> _INSTRUCTIONS TO FOLLOW_
Set out the records again, keeping every word as it is.

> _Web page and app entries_
______
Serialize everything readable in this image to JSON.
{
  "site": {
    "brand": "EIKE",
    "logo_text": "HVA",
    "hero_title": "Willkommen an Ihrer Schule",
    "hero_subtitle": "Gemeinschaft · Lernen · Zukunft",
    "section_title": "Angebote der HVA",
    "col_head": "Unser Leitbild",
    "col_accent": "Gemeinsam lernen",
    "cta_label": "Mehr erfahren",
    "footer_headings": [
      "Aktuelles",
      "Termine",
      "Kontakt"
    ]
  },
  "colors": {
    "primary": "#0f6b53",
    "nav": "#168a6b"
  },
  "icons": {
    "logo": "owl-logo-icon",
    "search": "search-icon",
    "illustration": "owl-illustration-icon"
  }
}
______
> _SOLUTION TO THE PROBLEM_
Serialize everything readable in this image to JSON.
{
  "site": {
    "brand": "EIKE",
    "logo_text": "HVA",
    "hero_title": "Willkommen an Ihrer Schule",
    "hero_subtitle": "Gemeinschaft · Lernen · Zukunft",
    "section_title": "Angebote der HVA",
    "col_head": "Unser Leitbild",
    "col_accent": "Gemeinsam lernen",
    "cta_label": "Mehr erfahren",
    "footer_headings": [
      "Aktuelles",
      "Termine",
      "Kontakt"
    ]
  },
  "colors": {
    "primary": "#0f6b53",
    "nav": "#168a6b"
  },
  "icons": {
    "logo": "owl-logo-icon",
    "search": "search-icon",
    "illustration": "owl-illustration-icon"
  }
}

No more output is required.